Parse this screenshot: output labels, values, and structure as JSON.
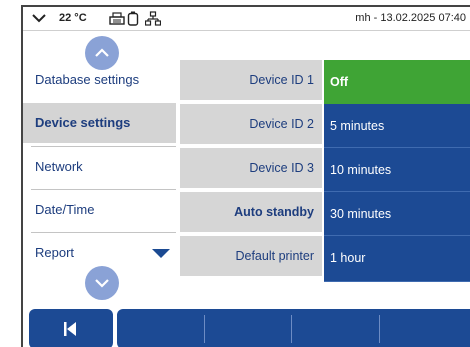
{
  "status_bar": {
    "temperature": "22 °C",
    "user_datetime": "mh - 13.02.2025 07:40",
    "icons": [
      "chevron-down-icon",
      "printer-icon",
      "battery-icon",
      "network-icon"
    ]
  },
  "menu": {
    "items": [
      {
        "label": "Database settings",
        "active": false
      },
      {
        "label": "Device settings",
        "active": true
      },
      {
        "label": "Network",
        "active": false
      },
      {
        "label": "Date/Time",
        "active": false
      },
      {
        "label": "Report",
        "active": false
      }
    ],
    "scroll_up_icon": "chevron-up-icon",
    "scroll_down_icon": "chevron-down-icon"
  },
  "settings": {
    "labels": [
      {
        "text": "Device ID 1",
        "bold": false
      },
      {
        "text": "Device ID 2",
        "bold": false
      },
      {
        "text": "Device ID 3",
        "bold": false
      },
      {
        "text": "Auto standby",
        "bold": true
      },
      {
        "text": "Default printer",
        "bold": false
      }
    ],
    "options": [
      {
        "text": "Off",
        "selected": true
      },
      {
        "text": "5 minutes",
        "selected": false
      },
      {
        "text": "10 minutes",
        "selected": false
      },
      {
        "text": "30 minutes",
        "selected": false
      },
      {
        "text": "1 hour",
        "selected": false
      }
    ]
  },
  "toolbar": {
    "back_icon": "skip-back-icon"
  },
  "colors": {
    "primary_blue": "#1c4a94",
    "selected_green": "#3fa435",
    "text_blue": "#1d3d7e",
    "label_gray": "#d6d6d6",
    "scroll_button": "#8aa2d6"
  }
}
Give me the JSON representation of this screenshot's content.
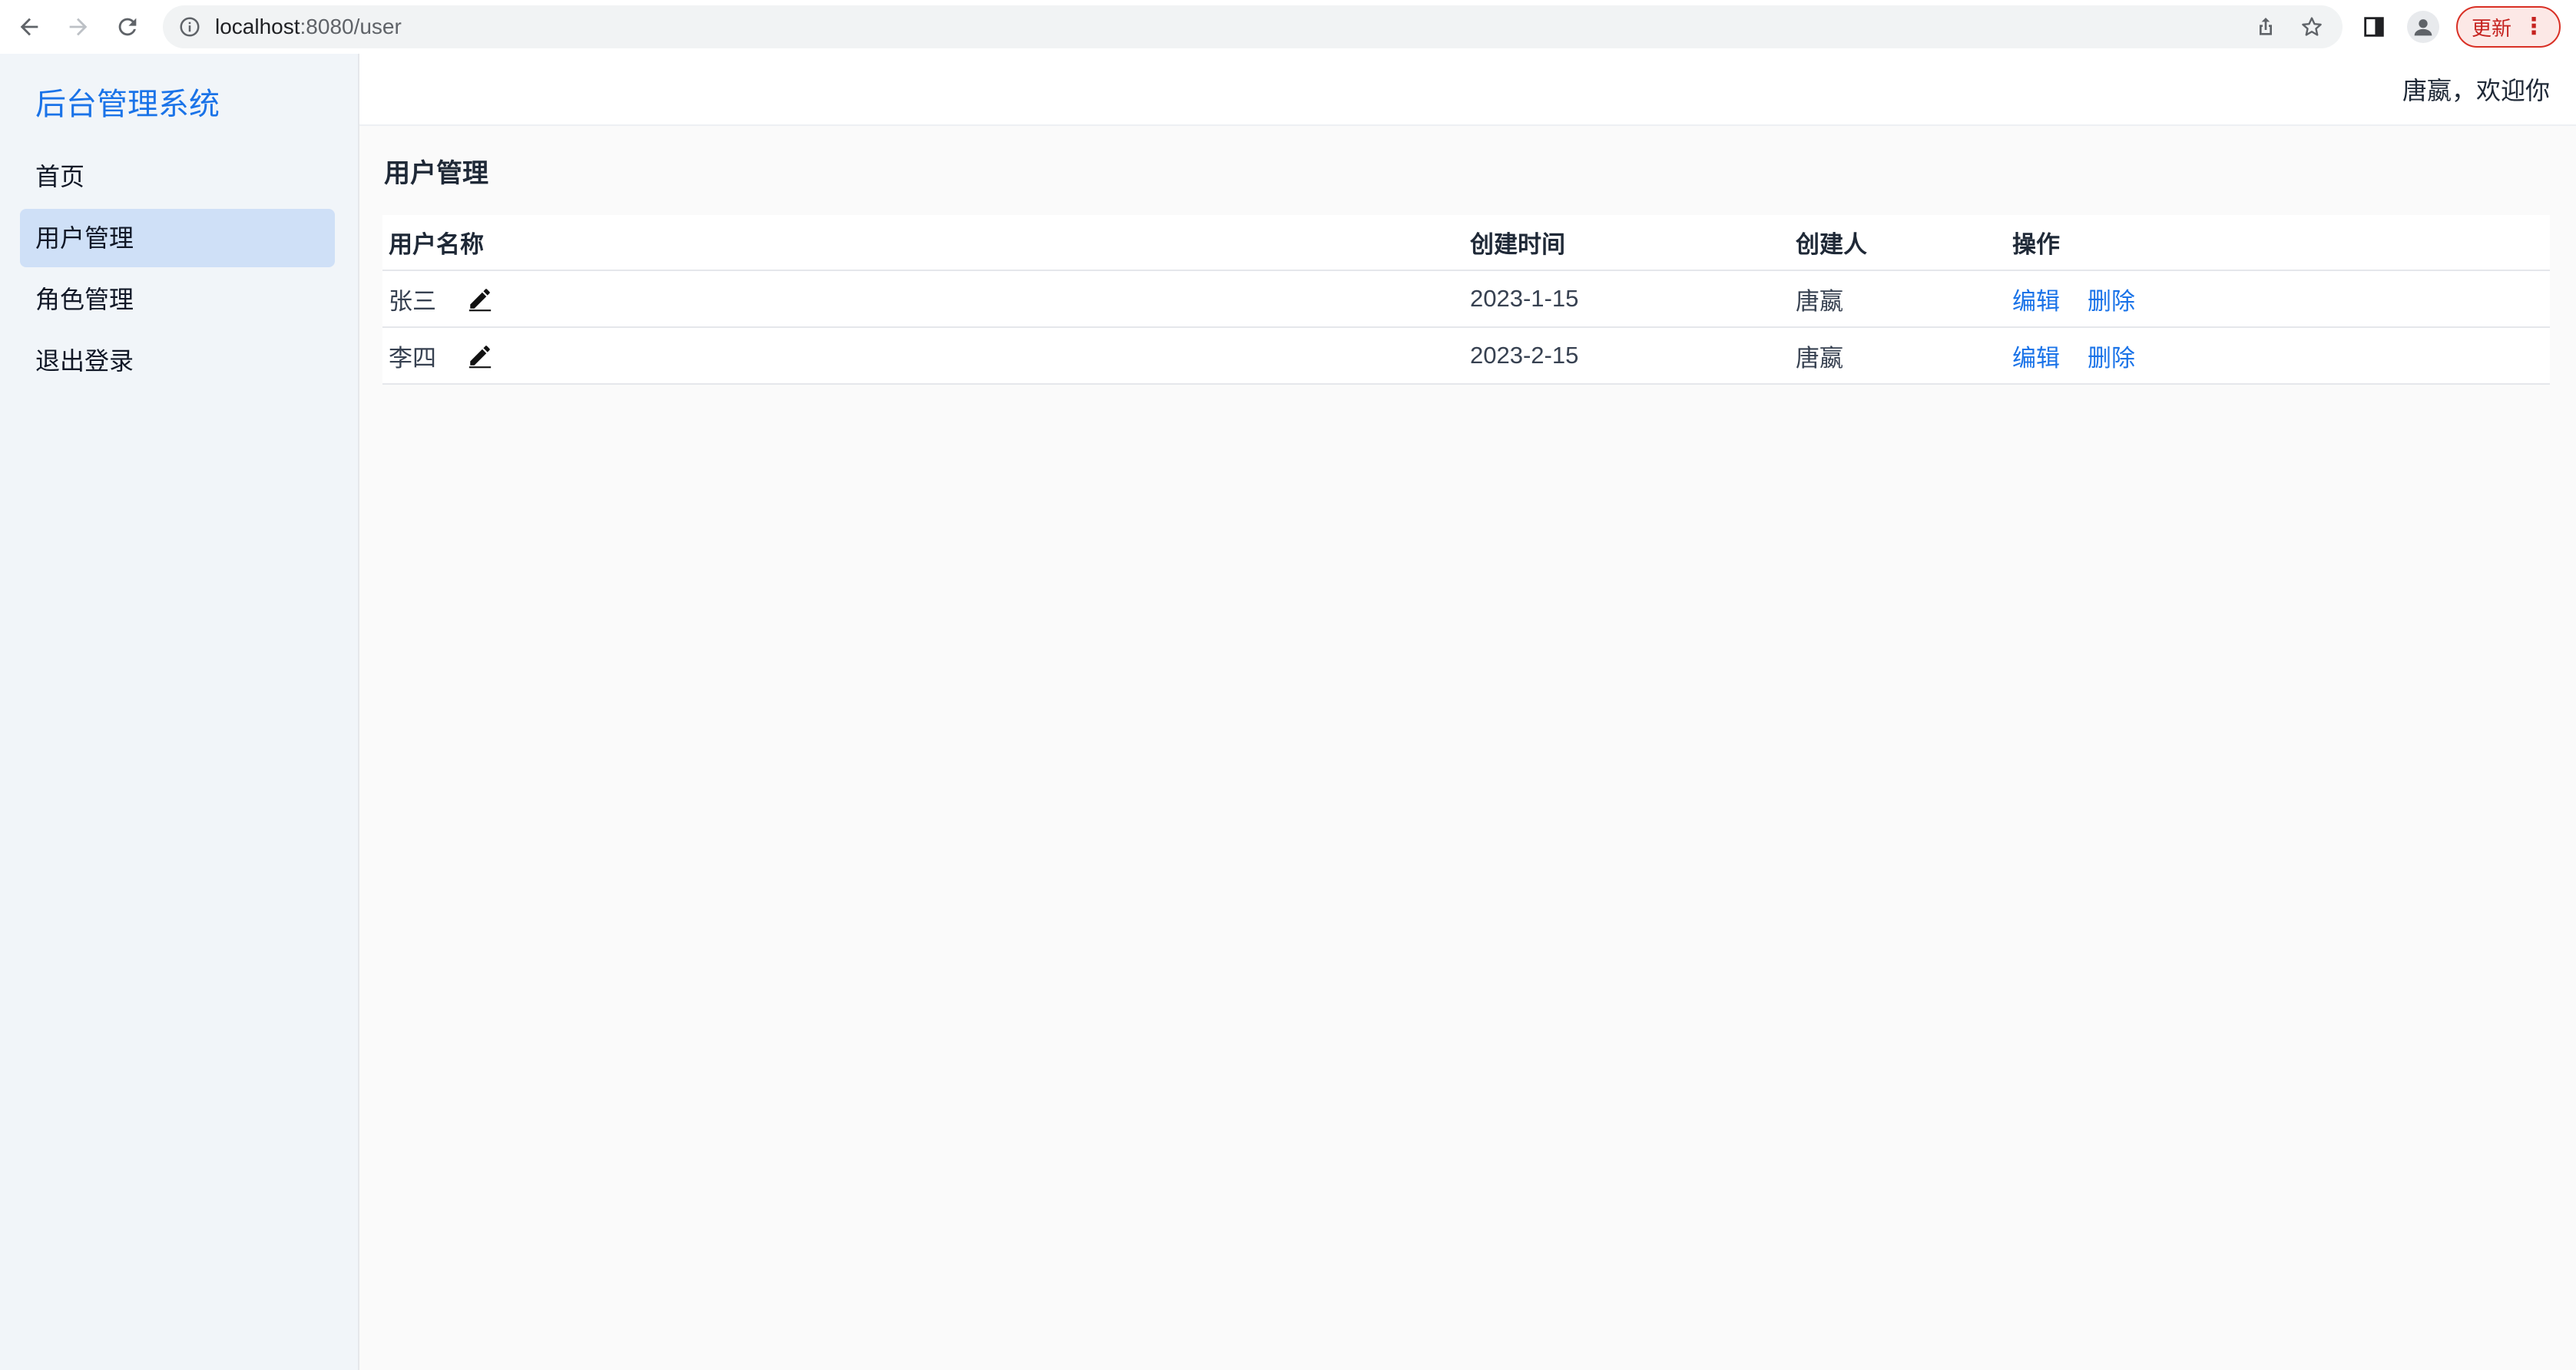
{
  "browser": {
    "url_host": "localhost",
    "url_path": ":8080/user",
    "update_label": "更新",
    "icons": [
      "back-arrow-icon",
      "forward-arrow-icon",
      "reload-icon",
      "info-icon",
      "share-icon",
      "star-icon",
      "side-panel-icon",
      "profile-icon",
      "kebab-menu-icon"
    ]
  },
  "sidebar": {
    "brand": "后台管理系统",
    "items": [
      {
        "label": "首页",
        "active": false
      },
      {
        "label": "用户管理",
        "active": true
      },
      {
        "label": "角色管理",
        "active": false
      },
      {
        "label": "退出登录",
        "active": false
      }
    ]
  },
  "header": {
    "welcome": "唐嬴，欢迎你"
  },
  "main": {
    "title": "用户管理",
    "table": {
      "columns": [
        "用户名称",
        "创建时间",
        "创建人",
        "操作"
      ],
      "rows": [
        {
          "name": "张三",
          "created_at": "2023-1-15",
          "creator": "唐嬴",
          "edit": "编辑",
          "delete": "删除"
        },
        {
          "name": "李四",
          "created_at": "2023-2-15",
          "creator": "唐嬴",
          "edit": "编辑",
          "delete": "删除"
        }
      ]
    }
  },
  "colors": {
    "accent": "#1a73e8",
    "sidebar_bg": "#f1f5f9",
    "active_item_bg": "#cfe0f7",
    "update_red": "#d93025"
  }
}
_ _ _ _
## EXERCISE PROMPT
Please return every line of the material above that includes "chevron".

## ANSWER SECTION
      "chevron-down-icon",
    "scroll_up_icon": "chevron-up-icon",
    "scroll_down_icon": "chevron-down-icon"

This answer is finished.